ELCR recommends horsepeople do the following to help ensure horses remain in their communities. • Stay aware. Watch for emerging landrelated issues in your community. Don’t wait until an issue becomes a crisis. • Get organized. Initiate a trail or riding club with equine advocacy and land protection in your mission. One good resource is Getting Organized: Creating an Equestrian Trails Organization (https://elcr.org/ wp-content/uploads/2014/08/GettingOrganized.pdf). • Be inclusive. Reach out to other breed and discipline groups to have greater impact on local issues, as well as the local conservation community. • Be responsible. Practice good land stewardship on your own property and the land on which you ride. Encourage good stewardship practices in the next generation. (To find out more, go to https://elcr. org/conservation-resources/farms-andranch-land.) • Become educated. Understand local planning and zoning issues and what can be done to impact them. (For resources, go to https://elcr.org/conservation-resources/ community-land-use-planning/ and https://elcr.org/conservation-resources/ helpful-publications-and-links/.) • Practice advocacy. People who don’t ride need to know why horses are important to our communities. Educate them on the benefits of horses. (To learn how, go to https://elcr.org/conservation-resources/ equine-economic-impact/.) • Stay connected. Learn what other groups are doing by staying connected to state, regional, and national equine organizations. If your local organization is interested in connecting with the ELCR
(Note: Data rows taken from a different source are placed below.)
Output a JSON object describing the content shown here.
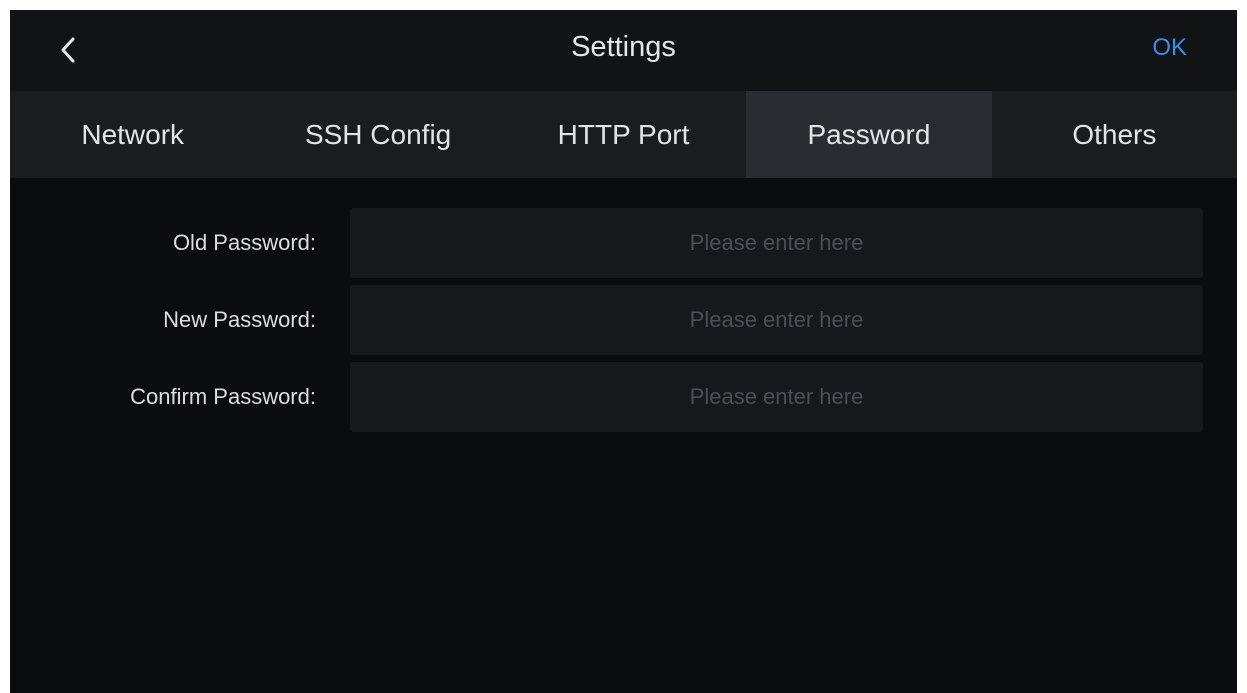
{
  "header": {
    "back_icon": "chevron-left-icon",
    "title": "Settings",
    "ok_label": "OK",
    "ok_color": "#3a8ee6"
  },
  "tabs": [
    {
      "label": "Network",
      "active": false
    },
    {
      "label": "SSH Config",
      "active": false
    },
    {
      "label": "HTTP Port",
      "active": false
    },
    {
      "label": "Password",
      "active": true
    },
    {
      "label": "Others",
      "active": false
    }
  ],
  "form": {
    "old_password": {
      "label": "Old Password:",
      "value": "",
      "placeholder": "Please enter here"
    },
    "new_password": {
      "label": "New Password:",
      "value": "",
      "placeholder": "Please enter here"
    },
    "confirm_password": {
      "label": "Confirm Password:",
      "value": "",
      "placeholder": "Please enter here"
    }
  }
}
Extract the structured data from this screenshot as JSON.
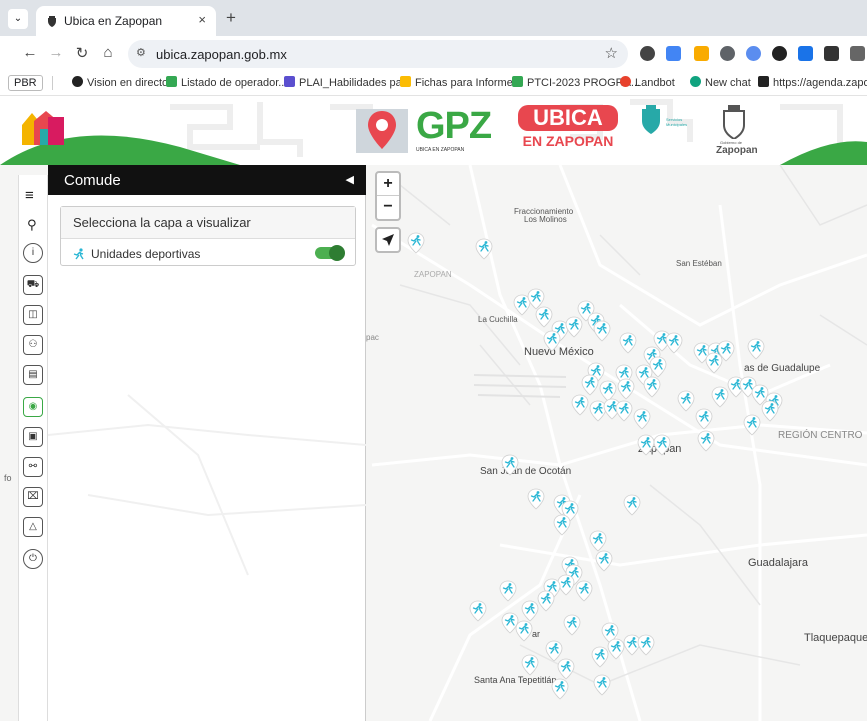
{
  "browser": {
    "tab_title": "Ubica en Zapopan",
    "tab_close": "×",
    "new_tab": "+",
    "url": "ubica.zapopan.gob.mx",
    "bookmarks": [
      {
        "label": "PBR"
      },
      {
        "label": "Vision en directo",
        "color": "#222222"
      },
      {
        "label": "Listado de operador...",
        "color": "#34a853"
      },
      {
        "label": "PLAI_Habilidades pa...",
        "color": "#5b4fcf"
      },
      {
        "label": "Fichas para Informe...",
        "color": "#fbbc04"
      },
      {
        "label": "PTCI-2023 PROGRA...",
        "color": "#34a853"
      },
      {
        "label": "Landbot",
        "color": "#e8412c"
      },
      {
        "label": "New chat",
        "color": "#10a37f"
      },
      {
        "label": "https://agenda.zapo...",
        "color": "#222222"
      }
    ]
  },
  "banner": {
    "gpz_text": "GPZ",
    "gpz_sub": "UBICA EN ZAPOPAN",
    "ubica_line1": "UBICA",
    "ubica_line2": "EN ZAPOPAN",
    "servicios_text": "Servicios Municipales",
    "gobierno_text": "Gobierno de",
    "zapopan_text": "Zapopan",
    "accent_red": "#e8474f",
    "accent_green": "#3aa845",
    "accent_teal": "#27a9a8"
  },
  "panel": {
    "title": "Comude",
    "layer_header": "Selecciona la capa a visualizar",
    "layer_item": "Unidades deportivas",
    "layer_enabled": true
  },
  "map": {
    "zoom_in": "+",
    "zoom_out": "−",
    "labels": [
      {
        "key": "fracc1",
        "text": "Fraccionamiento"
      },
      {
        "key": "fracc2",
        "text": "Los Molinos"
      },
      {
        "key": "zapopan",
        "text": "ZAPOPAN"
      },
      {
        "key": "san_esteban",
        "text": "San Estéban"
      },
      {
        "key": "la_cuchilla",
        "text": "La Cuchilla"
      },
      {
        "key": "pac",
        "text": "pac"
      },
      {
        "key": "nuevo_mexico",
        "text": "Nuevo México"
      },
      {
        "key": "guadalupe",
        "text": "as de Guadalupe"
      },
      {
        "key": "region_centro",
        "text": "REGIÓN CENTRO"
      },
      {
        "key": "zapopan_c",
        "text": "Zapopan"
      },
      {
        "key": "ocotan",
        "text": "San Juan de Ocotán"
      },
      {
        "key": "guadalajara",
        "text": "Guadalajara"
      },
      {
        "key": "tlaquepaque",
        "text": "Tlaquepaque"
      },
      {
        "key": "santa_ana",
        "text": "Santa Ana Tepetitlán"
      },
      {
        "key": "fo",
        "text": "fo"
      },
      {
        "key": "nar",
        "text": "ar"
      }
    ],
    "pin_color": "#29b6d4"
  }
}
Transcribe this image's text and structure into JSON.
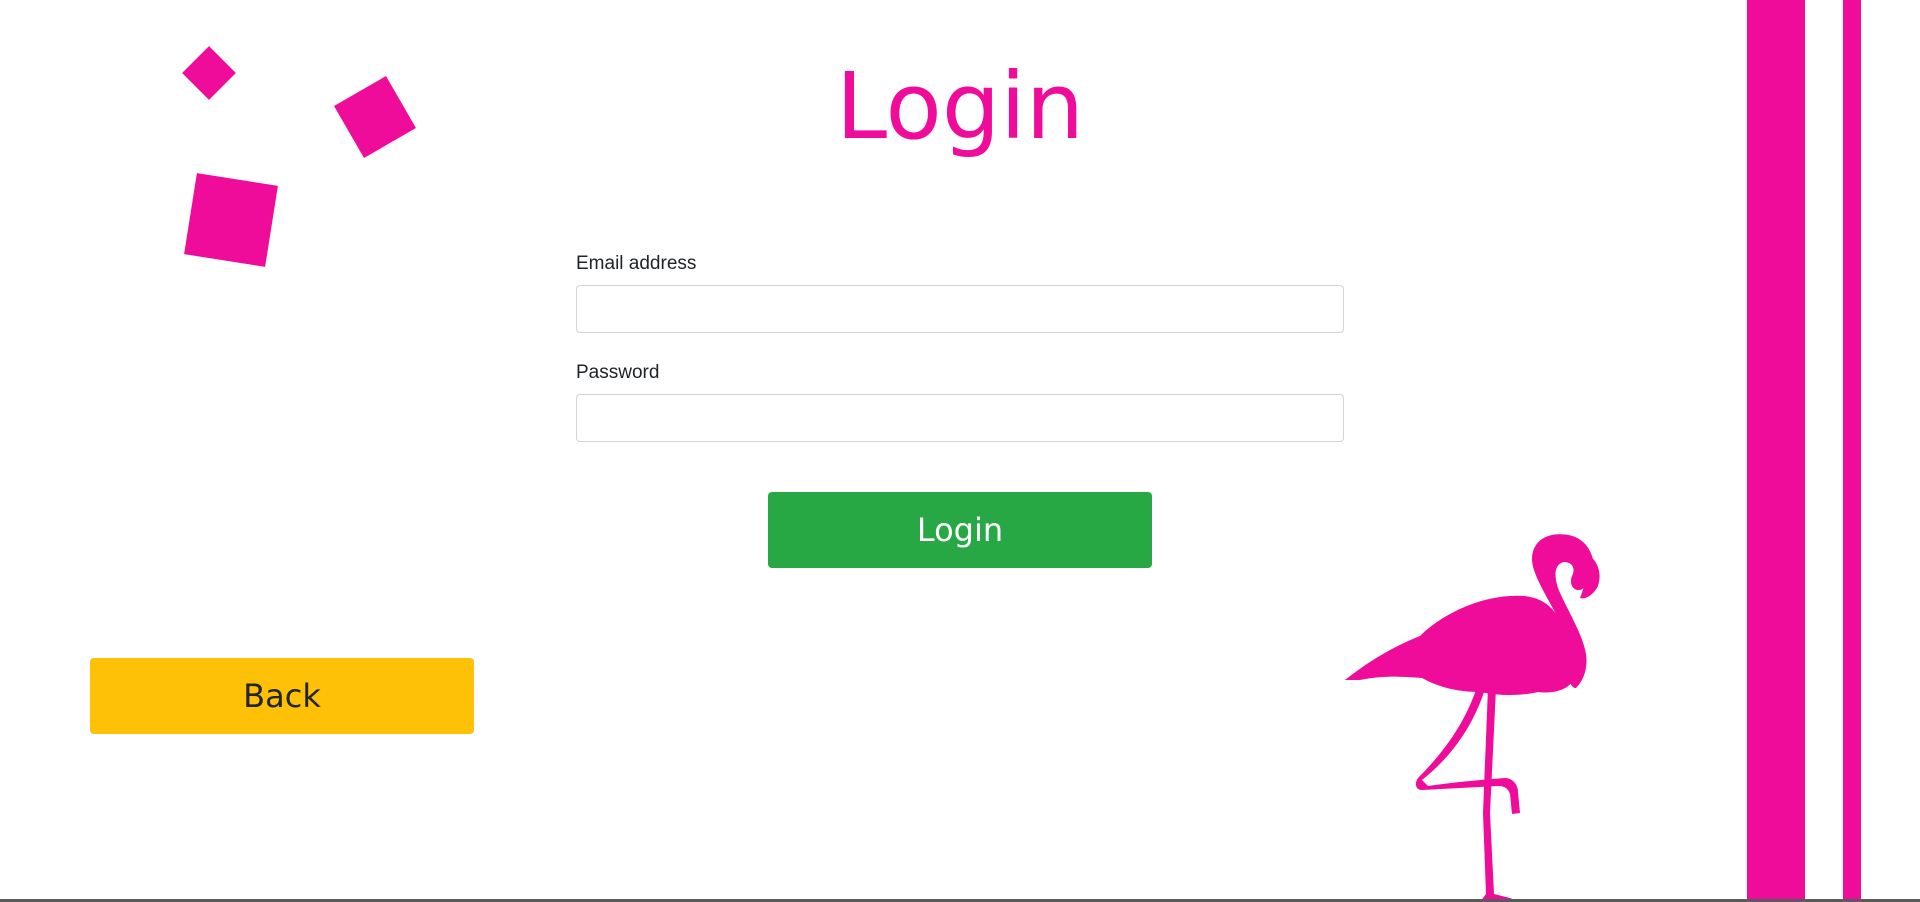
{
  "page": {
    "title": "Login"
  },
  "form": {
    "email_label": "Email address",
    "email_value": "",
    "password_label": "Password",
    "password_value": ""
  },
  "buttons": {
    "login_label": "Login",
    "back_label": "Back"
  },
  "colors": {
    "accent": "#f00c9b",
    "login_button": "#28a745",
    "back_button": "#ffc107"
  },
  "decorations": {
    "illustration": "flamingo-icon"
  }
}
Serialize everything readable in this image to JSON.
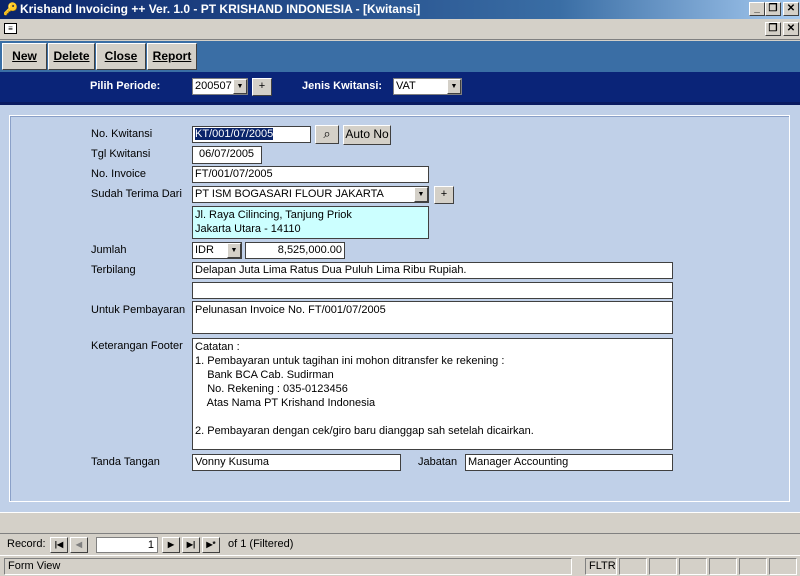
{
  "window": {
    "title": "Krishand Invoicing ++ Ver. 1.0 - PT KRISHAND INDONESIA - [Kwitansi]",
    "minimize_glyph": "_",
    "restore_glyph": "❐",
    "close_glyph": "✕"
  },
  "toolbar": {
    "new_label": "New",
    "delete_label": "Delete",
    "close_label": "Close",
    "report_label": "Report"
  },
  "header": {
    "periode_label": "Pilih Periode:",
    "periode_value": "200507",
    "plus_label": "+",
    "jenis_label": "Jenis Kwitansi:",
    "jenis_value": "VAT"
  },
  "form": {
    "no_kwitansi_label": "No. Kwitansi",
    "no_kwitansi_value": "KT/001/07/2005",
    "auto_no_label": "Auto No",
    "tgl_label": "Tgl Kwitansi",
    "tgl_value": "06/07/2005",
    "no_invoice_label": "No. Invoice",
    "no_invoice_value": "FT/001/07/2005",
    "terima_label": "Sudah Terima Dari",
    "terima_value": "PT ISM BOGASARI FLOUR JAKARTA",
    "plus_label": "+",
    "address_value": "Jl. Raya Cilincing, Tanjung Priok\nJakarta Utara - 14110",
    "jumlah_label": "Jumlah",
    "currency_value": "IDR",
    "jumlah_value": "8,525,000.00",
    "terbilang_label": "Terbilang",
    "terbilang_value": "Delapan Juta Lima Ratus Dua Puluh Lima Ribu Rupiah.",
    "terbilang_value2": "",
    "untuk_label": "Untuk Pembayaran",
    "untuk_value": "Pelunasan Invoice No. FT/001/07/2005",
    "footer_label": "Keterangan Footer",
    "footer_value": "Catatan :\n1. Pembayaran untuk tagihan ini mohon ditransfer ke rekening :\n    Bank BCA Cab. Sudirman\n    No. Rekening : 035-0123456\n    Atas Nama PT Krishand Indonesia\n\n2. Pembayaran dengan cek/giro baru dianggap sah setelah dicairkan.",
    "tanda_label": "Tanda Tangan",
    "tanda_value": "Vonny Kusuma",
    "jabatan_label": "Jabatan",
    "jabatan_value": "Manager Accounting"
  },
  "navigation": {
    "record_label": "Record:",
    "current_record": "1",
    "total_text": "of  1 (Filtered)"
  },
  "status": {
    "view_text": "Form View",
    "filter_text": "FLTR"
  }
}
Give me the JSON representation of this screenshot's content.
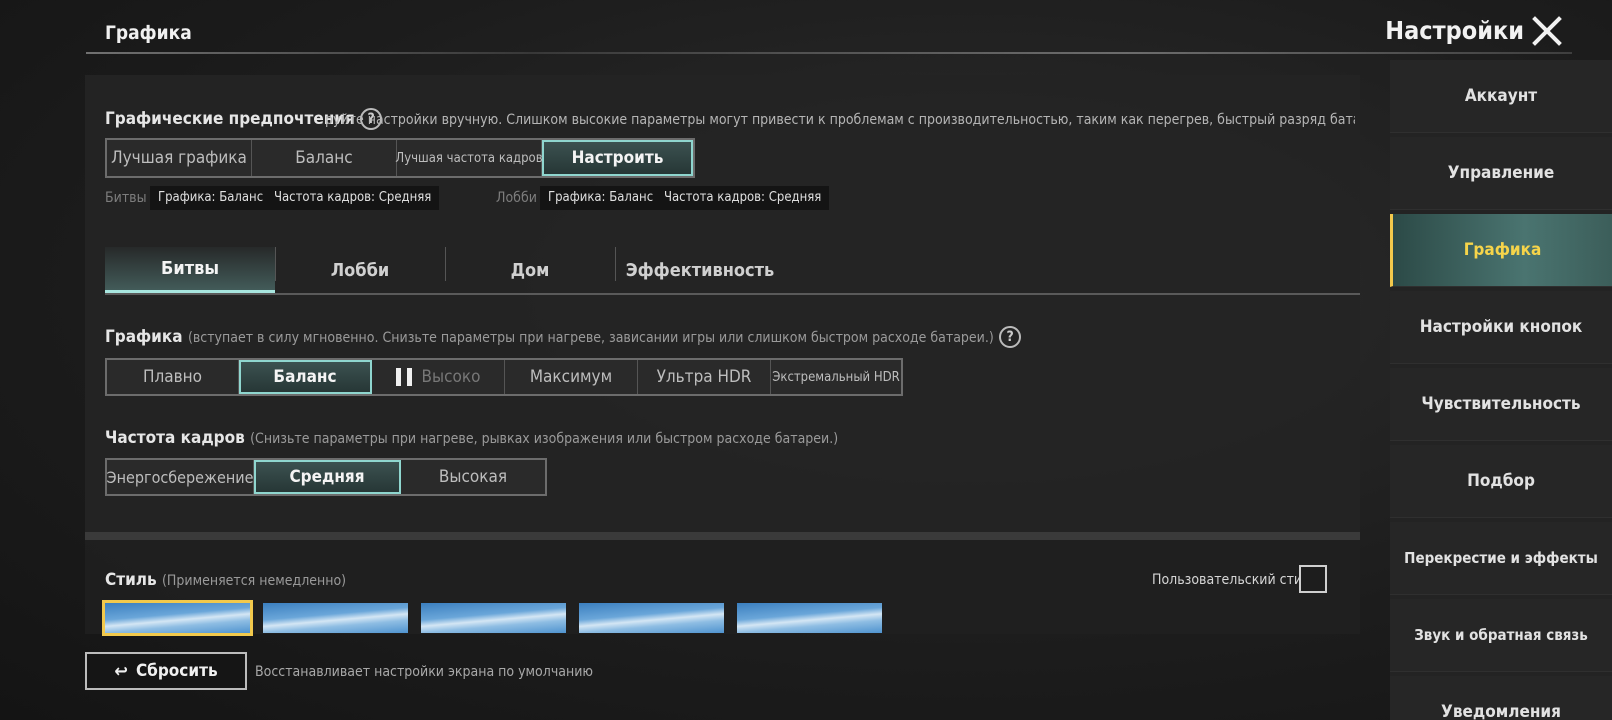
{
  "header": {
    "section_title": "Графика",
    "settings_title": "Настройки"
  },
  "prefs": {
    "label": "Графические предпочтения",
    "description": "руйте настройки вручную. Слишком высокие параметры могут привести к проблемам с производительностью, таким как перегрев, быстрый разряд батареи или подвисания",
    "options": [
      "Лучшая графика",
      "Баланс",
      "Лучшая частота кадров",
      "Настроить"
    ],
    "selected": "Настроить",
    "battles_label": "Битвы",
    "battles_tags": [
      "Графика: Баланс",
      "Частота кадров: Средняя"
    ],
    "lobby_label": "Лобби",
    "lobby_tags": [
      "Графика: Баланс",
      "Частота кадров: Средняя"
    ]
  },
  "tabs": {
    "items": [
      "Битвы",
      "Лобби",
      "Дом",
      "Эффективность"
    ],
    "active": "Битвы"
  },
  "graphics": {
    "label": "Графика",
    "hint": "(вступает в силу мгновенно. Снизьте параметры при нагреве, зависании игры или слишком быстром расходе батареи.)",
    "options": [
      "Плавно",
      "Баланс",
      "Высоко",
      "Максимум",
      "Ультра HDR",
      "Экстремальный HDR"
    ],
    "selected": "Баланс"
  },
  "fps": {
    "label": "Частота кадров",
    "hint": "(Снизьте параметры при нагреве, рывках изображения или быстром расходе батареи.)",
    "options": [
      "Энергосбережение",
      "Средняя",
      "Высокая"
    ],
    "selected": "Средняя"
  },
  "style": {
    "label": "Стиль",
    "hint": "(Применяется немедленно)",
    "custom_label": "Пользовательский стиль",
    "custom_checked": false,
    "thumb_count": 5,
    "selected_index": 0
  },
  "footer": {
    "reset_label": "Сбросить",
    "reset_desc": "Восстанавливает настройки экрана по умолчанию"
  },
  "sidebar": {
    "items": [
      "Аккаунт",
      "Управление",
      "Графика",
      "Настройки кнопок",
      "Чувствительность",
      "Подбор",
      "Перекрестие и эффекты",
      "Звук и обратная связь",
      "Уведомления"
    ],
    "active": "Графика"
  },
  "colors": {
    "accent_teal": "#8fd6cf",
    "accent_yellow": "#f2c94c"
  }
}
national network, contact us at info@ elcr.org.
One good example of a local organization working to keep horses in its community amid development pressures is the San Juan Capistrano Equestrian Coalition in Orange County, California.
The SJCEC educates the public on the positive benefits of living and working in an equestrian community. It supports equestrians by providing educational workshops, funding equine safety measures for the community, and supporting equestrian use and access areas.
ELCR’s mission is to assist all types of equestrians in their endeavors and to preserve these traditions for generations to come. TTR The Equine Land Conservation Resource is the only national not-for-profit organization advancing the conservation of land for horse-related activity. ELCR serves as an information resource and clearinghouse for land and horse owners on issues related to equine land conservation, land-use planning, land- stewardship, best management practices, trails, liability, and equine economic development. For more information, call (859) 455-8383, or visit www.elcr.org.
Open areas that were once horse lands and riding trails are being taken over by development. Equine Land Conservation Resource has launched a three-year plan to help keep horses in local communities.